Chiang did announce that he has ceased weekly per diem checks until he decides whether the Legislature has "passed" a "balanced" budget pursuant to Proposition 25. KQED’s John Myers has a great rundown if you want to read more about this. If, like me, you’d prefer to listen while you’re on the treadmill, Myers teamed up on Friday with LA Times reporter Shane Goldmacher and SacBee reporter Kevin Yamamura for his weekly podcast (also on iTunes).
Let’s take a reset of the budget fight.
Democrats on Wednesday replaced the governor’s $9.4 billion in temporary tax extensions with a mix of cuts, deferalls and smaller tax increases. Some of these are "easy," such as the new $2.8 billion in Proposition 98 that was in the January budget and generally planned on by K-14 school districts. Others, however, such as selling state buildings and assuming new federal revenues, have been tried repeatedly and are essentially considered budgetary paste.
Taxes are essentially off the table for calendar year 2011, as there is no political appetite for a September election, the governor already dropped the personal income tax extension for this year, and you can’t retroactively collect a sales tax approved in a November election. Even in the most optimistic scenarios about a tax extension, at least $3 billion in solutions have been lost.

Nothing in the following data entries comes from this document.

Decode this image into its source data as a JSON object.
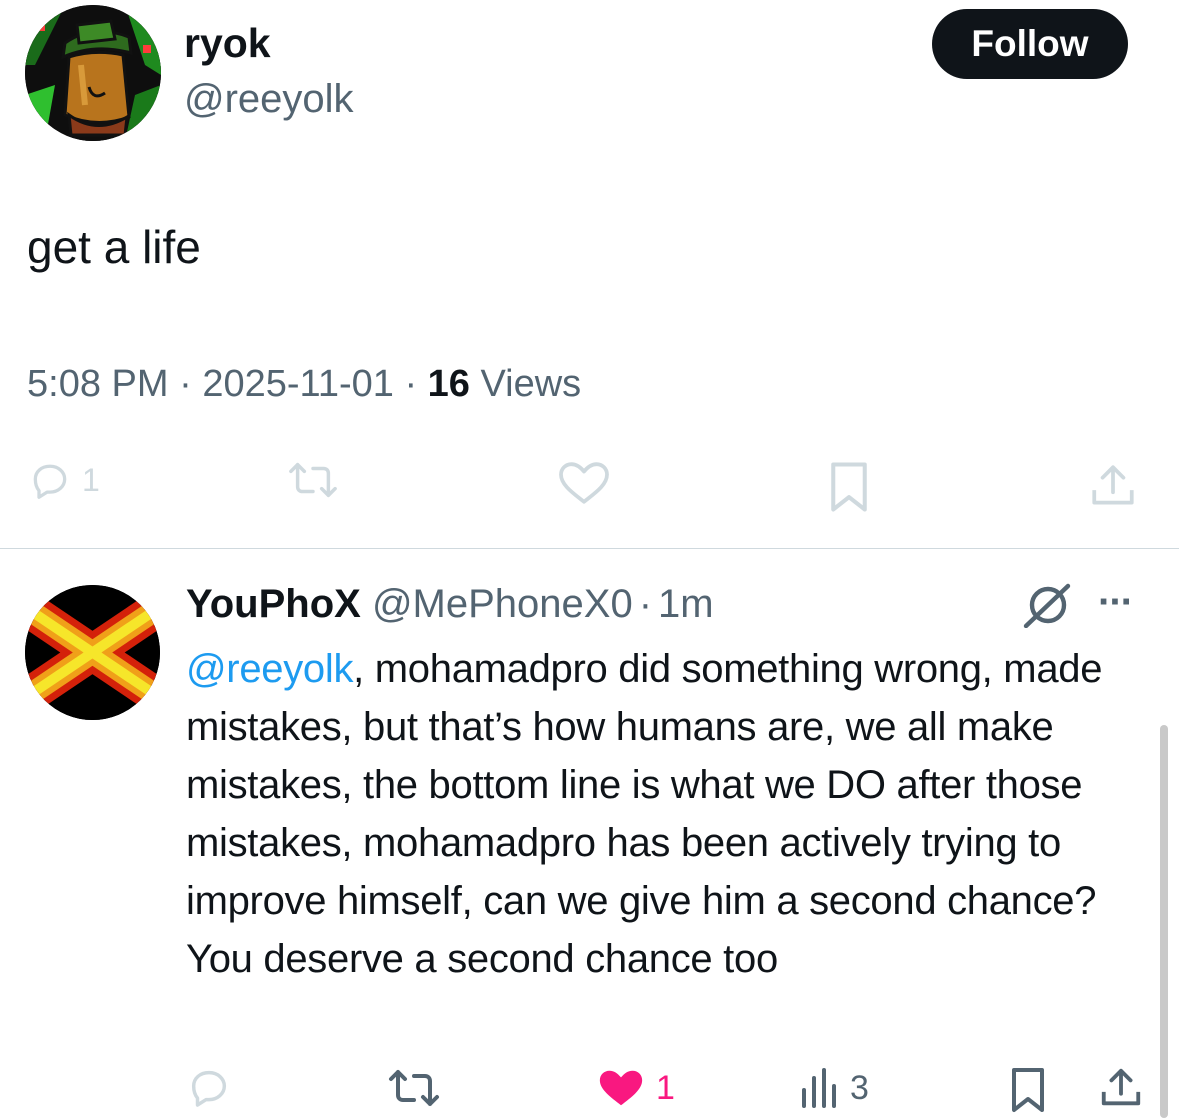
{
  "tweet": {
    "author_name": "ryok",
    "author_handle": "@reeyolk",
    "follow_label": "Follow",
    "text": "get a life",
    "time": "5:08 PM",
    "sep1": "·",
    "date": "2025-11-01",
    "sep2": "·",
    "views_count": "16",
    "views_label": "Views",
    "actions": {
      "reply_count": "1"
    }
  },
  "reply": {
    "author_name": "YouPhoX",
    "author_handle": "@MePhoneX0",
    "sep": "·",
    "time": "1m",
    "more_label": "···",
    "mention": "@reeyolk",
    "text": ", mohamadpro did something wrong, made mistakes, but that’s how humans are, we all make mistakes, the bottom line is what we DO after those mistakes, mohamadpro has been actively trying to improve himself, can we give him a second chance?\nYou deserve a second chance too",
    "actions": {
      "like_count": "1",
      "views_count": "3"
    }
  },
  "colors": {
    "accent": "#1d9bf0",
    "like": "#f91880",
    "muted": "#536471",
    "text": "#0f1419"
  }
}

Thus, the "real" shortfall, assuming you continue the K-14 deferrals and can’t get the taxes, is about $6 billion. This shortfall can be whittled down by $815 milion, or let’s say $1 billion, by increasing revenue projections in account of the $408 million in revenues above projections in the month of May.
That leaves $5 billion as the legitimate sticking point. Democrats closed this by sale of state buildings ($1.2 billion), increased fees/sales taxes ($1.3 billion), cuts ($1.5 billion), and assumed federal revenues ($700 million), and a few miscellaneous actions.
While the governor’s veto message centered on his accusation that the Democrats’ budget was not balanced, the real issue is the "out year problem." The governor desparately wants to end the annual budget shortfall, and most people believe the Democrats plan leaves a $6-7 billion shortfall beginning in 2012-13. The question is whether he wants to eliminate all of the structural shortfall or, whether he’s willing to sign a "workout plan" that phases in budgetary balance. Fixing that structural shortfall will only happen with ongoing spending cuts, ongoing tax increases (for a few years at least), or a mix thereof.
However we get to the final budget, there will be more cuts than included in the governor’s May Revise. Whether they are limited to the $1.5 billion in the Democrats’ plan or deeper will depend on the governor’s willingness to (1) persuade Democrats to support a November election on taxes that labor doesn’t want and (2) accept some gimmicks. Somehow, $5 billion in solutions have to be found.
At the end of the day for Proposition 98 and community colleges, $2 billion is likely the maximum cut beyond the accounting cut of the new deferral ($129m for community colleges). Thus, even in an all-cuts scenario, Scenario B is likely the "worst scenario," although we’ll continue to fight for Scenario A.
The bigger threat, however, may be a prolonged budget fight that may, once again, force districts to scramble for reserves and borrowed cash while Sacramento finds a solution.